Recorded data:
==========

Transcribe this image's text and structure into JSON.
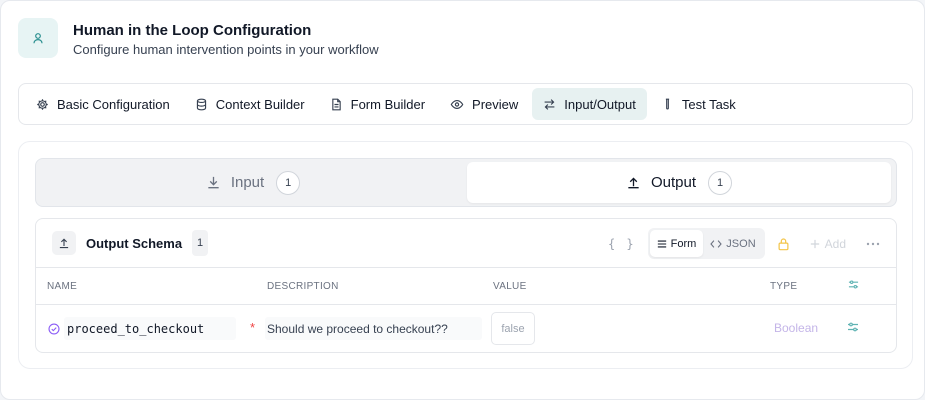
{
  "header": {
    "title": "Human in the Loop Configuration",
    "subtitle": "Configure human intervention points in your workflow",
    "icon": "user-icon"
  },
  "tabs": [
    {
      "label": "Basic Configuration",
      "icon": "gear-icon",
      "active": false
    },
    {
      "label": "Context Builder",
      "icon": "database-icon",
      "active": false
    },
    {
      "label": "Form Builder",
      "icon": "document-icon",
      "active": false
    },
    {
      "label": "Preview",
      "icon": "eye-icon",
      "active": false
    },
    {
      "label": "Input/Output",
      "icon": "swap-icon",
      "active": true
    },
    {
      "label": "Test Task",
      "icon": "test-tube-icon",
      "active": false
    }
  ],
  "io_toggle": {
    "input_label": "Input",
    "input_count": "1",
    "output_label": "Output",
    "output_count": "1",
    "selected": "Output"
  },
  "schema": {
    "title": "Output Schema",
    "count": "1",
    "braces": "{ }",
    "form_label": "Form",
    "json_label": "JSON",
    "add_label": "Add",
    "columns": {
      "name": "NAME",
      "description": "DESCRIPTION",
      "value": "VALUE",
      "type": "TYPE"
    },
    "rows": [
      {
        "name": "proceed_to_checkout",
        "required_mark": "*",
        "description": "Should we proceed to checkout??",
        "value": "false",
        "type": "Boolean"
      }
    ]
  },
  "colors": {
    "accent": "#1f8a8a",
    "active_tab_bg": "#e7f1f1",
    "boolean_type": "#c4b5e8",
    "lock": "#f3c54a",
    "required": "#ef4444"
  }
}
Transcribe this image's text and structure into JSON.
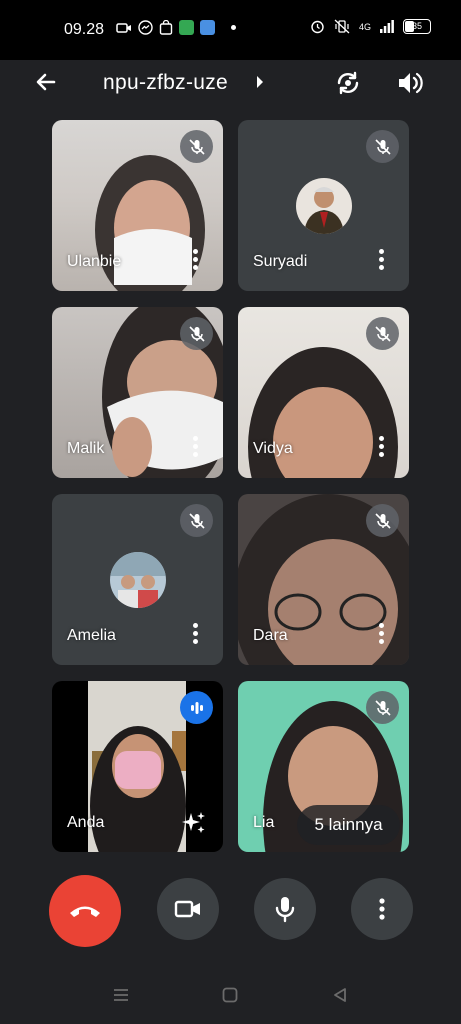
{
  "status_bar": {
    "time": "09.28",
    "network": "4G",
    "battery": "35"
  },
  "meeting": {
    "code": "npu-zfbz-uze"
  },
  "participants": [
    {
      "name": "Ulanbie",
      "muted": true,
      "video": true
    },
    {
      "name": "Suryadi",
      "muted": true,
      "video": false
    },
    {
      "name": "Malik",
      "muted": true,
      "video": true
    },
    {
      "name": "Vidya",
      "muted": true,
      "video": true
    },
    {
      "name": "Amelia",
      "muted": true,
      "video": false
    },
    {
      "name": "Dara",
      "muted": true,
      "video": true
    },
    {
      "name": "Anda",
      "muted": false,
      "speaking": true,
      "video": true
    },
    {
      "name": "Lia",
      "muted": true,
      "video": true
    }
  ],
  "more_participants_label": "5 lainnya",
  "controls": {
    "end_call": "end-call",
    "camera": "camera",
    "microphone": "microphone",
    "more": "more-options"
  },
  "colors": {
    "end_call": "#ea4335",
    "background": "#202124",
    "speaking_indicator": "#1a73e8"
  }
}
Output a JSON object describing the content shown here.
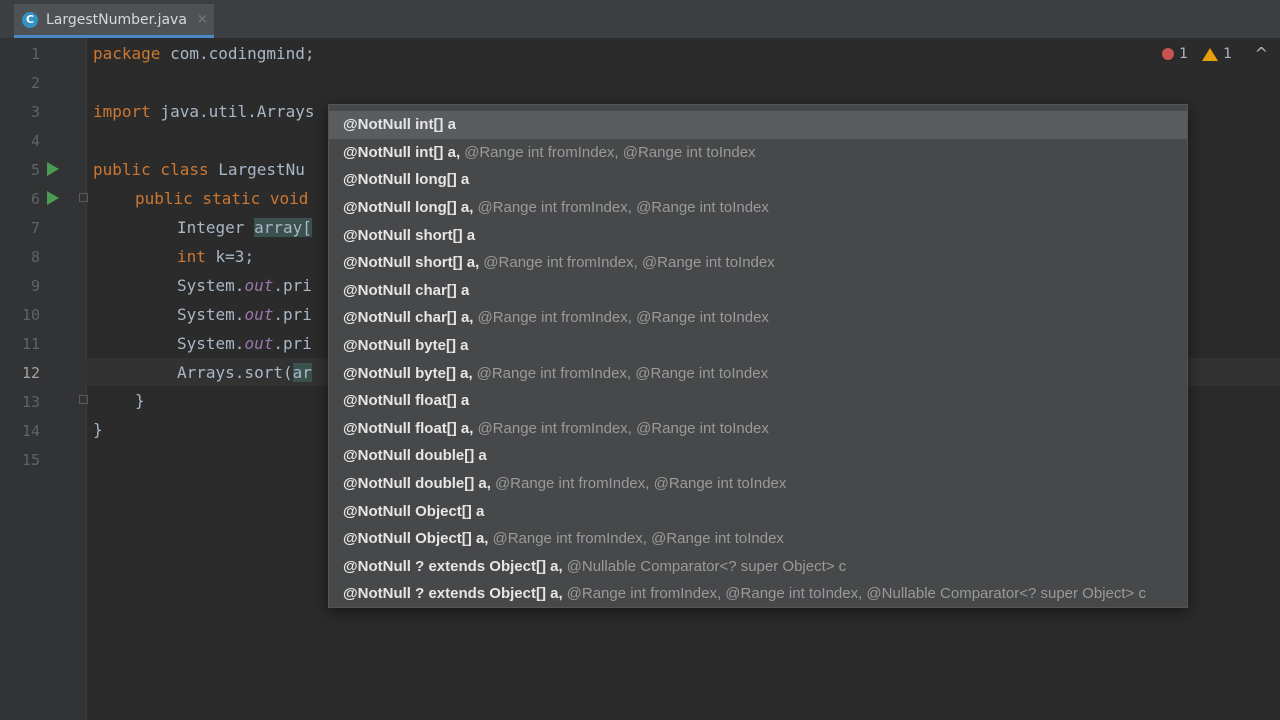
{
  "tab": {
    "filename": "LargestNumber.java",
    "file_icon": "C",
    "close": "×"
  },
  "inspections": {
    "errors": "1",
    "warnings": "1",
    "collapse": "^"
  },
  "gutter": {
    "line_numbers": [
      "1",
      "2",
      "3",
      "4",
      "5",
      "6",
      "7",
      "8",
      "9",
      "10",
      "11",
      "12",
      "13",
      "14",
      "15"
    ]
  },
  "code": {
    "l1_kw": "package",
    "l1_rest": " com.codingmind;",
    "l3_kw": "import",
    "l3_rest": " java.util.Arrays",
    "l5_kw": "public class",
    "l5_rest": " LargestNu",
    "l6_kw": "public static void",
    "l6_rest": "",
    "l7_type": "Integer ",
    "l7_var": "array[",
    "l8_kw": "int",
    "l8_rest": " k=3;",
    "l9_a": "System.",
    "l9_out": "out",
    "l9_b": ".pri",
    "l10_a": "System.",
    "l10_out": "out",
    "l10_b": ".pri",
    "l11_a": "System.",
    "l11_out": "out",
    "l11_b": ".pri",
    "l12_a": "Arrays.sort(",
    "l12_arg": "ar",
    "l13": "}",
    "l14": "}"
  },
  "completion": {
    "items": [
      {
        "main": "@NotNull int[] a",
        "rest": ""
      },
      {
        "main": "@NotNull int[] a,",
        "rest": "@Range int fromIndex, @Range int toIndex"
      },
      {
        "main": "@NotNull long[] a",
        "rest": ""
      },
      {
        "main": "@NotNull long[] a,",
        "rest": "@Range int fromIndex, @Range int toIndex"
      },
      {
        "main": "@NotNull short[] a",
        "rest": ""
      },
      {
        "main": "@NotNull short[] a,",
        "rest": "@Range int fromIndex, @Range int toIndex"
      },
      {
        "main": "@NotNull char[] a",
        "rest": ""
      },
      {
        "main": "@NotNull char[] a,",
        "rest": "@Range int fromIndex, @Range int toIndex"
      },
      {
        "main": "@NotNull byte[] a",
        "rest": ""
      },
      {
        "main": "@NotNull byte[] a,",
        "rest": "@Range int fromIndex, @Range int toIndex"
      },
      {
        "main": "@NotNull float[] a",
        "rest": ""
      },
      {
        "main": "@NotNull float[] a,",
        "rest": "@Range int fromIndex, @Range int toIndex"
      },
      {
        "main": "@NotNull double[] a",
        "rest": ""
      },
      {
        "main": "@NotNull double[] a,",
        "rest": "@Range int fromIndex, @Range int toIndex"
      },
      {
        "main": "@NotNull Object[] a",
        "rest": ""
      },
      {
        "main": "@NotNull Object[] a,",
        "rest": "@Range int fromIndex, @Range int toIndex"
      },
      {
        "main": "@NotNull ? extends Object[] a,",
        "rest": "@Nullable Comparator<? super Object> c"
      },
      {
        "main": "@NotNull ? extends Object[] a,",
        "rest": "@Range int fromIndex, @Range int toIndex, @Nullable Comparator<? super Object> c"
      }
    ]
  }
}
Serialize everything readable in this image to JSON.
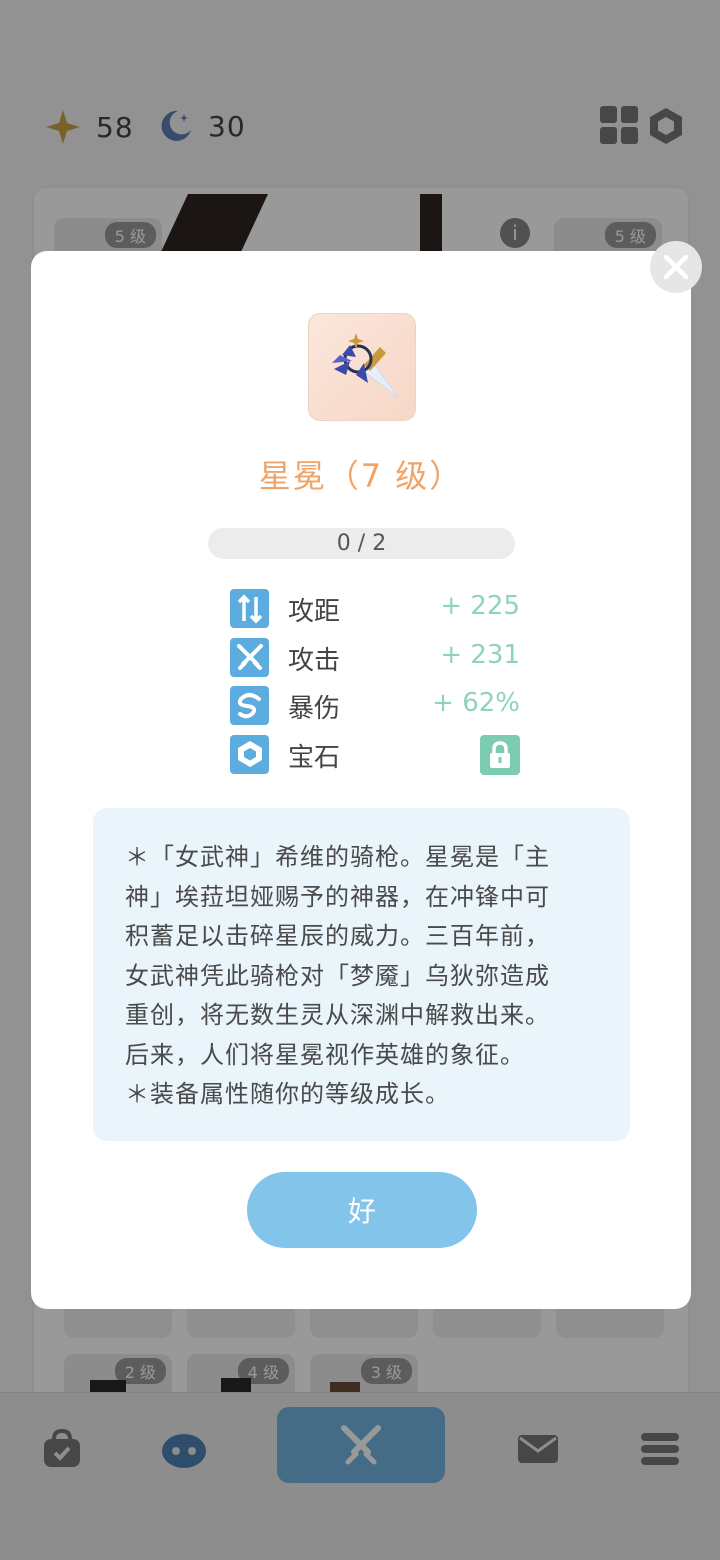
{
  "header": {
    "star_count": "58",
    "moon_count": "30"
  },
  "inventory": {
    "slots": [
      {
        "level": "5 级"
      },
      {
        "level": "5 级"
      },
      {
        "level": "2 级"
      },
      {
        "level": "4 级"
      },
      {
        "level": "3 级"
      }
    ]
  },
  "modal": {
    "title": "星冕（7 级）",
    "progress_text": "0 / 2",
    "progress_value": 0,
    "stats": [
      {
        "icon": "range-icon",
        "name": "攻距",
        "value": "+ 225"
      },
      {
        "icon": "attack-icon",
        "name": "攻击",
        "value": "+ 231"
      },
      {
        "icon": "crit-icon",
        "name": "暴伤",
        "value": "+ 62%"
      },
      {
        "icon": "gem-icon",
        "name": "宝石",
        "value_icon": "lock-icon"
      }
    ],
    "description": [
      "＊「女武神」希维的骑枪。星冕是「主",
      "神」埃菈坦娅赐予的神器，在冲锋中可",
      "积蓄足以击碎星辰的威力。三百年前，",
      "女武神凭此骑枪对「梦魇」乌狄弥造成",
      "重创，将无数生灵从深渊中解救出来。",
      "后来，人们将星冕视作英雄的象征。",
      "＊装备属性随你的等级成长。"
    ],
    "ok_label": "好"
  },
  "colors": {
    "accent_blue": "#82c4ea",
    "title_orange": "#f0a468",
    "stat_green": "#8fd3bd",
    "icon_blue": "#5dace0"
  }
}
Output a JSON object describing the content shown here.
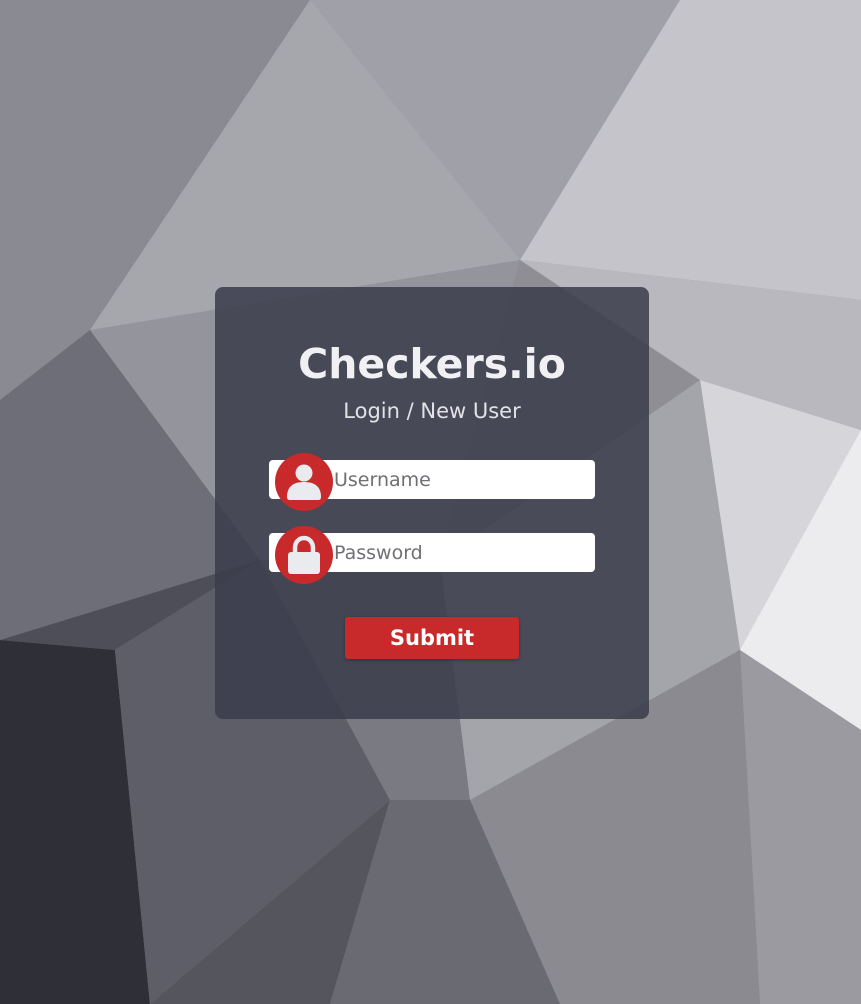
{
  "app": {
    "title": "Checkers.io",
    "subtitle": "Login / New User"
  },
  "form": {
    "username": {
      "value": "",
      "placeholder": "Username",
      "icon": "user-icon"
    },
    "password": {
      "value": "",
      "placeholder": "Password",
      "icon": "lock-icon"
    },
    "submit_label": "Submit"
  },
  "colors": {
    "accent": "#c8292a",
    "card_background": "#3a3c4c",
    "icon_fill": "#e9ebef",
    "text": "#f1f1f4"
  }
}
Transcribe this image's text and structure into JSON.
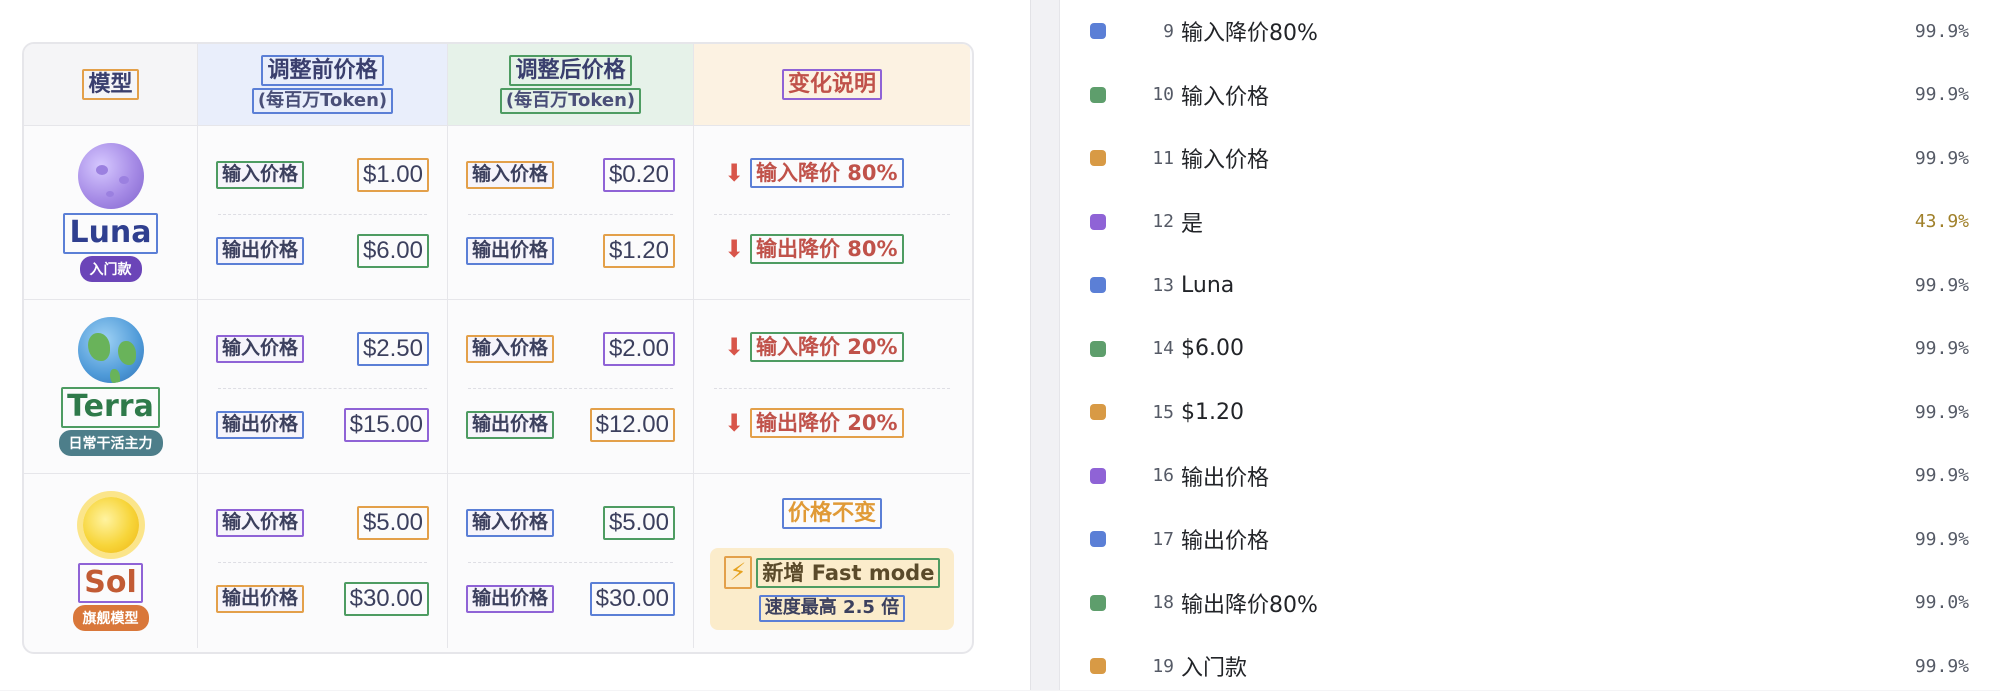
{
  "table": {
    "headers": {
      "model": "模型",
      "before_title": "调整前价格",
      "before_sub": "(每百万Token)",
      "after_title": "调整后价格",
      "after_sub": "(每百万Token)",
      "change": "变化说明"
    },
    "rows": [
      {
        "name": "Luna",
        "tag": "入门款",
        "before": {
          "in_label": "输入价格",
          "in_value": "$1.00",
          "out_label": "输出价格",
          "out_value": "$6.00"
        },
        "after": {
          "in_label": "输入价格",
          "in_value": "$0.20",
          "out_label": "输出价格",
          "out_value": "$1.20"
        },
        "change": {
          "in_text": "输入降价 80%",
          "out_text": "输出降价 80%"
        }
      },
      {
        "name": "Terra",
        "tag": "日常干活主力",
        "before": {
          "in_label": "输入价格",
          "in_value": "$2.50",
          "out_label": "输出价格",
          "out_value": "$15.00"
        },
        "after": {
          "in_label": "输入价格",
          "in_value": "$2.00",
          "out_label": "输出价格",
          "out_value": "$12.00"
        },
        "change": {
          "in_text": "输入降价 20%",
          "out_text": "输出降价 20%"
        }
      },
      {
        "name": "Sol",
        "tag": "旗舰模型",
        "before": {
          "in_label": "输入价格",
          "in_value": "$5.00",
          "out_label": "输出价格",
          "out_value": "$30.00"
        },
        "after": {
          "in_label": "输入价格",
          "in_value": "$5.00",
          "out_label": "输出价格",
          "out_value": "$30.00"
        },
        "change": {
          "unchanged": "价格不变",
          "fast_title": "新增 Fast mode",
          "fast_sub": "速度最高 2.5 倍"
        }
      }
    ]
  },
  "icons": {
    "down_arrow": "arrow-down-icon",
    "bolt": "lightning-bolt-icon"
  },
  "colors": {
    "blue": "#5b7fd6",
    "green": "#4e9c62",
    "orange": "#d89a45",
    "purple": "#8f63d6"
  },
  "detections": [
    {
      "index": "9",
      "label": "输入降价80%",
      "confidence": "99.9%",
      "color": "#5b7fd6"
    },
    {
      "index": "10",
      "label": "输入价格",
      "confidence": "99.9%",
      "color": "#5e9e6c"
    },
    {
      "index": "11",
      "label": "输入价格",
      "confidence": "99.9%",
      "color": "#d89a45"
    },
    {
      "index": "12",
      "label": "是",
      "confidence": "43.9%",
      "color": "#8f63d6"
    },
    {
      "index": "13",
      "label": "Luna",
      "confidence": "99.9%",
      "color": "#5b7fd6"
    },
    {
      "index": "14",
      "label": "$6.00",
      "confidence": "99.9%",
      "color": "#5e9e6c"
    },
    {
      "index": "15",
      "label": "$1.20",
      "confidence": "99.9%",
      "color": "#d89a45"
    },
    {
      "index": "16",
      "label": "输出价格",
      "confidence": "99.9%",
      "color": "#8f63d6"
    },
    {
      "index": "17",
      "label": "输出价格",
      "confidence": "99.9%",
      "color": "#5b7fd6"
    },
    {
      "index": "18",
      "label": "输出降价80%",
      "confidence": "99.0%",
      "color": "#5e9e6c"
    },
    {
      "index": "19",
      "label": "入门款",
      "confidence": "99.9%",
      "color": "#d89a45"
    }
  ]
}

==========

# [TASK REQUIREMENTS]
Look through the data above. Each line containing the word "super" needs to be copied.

# [RESULT OF THE TASK]
        "rest": "@Nullable Comparator<? super Object> c"
        "rest": "@Range int fromIndex, @Range int toIndex, @Nullable Comparator<? super Object> c"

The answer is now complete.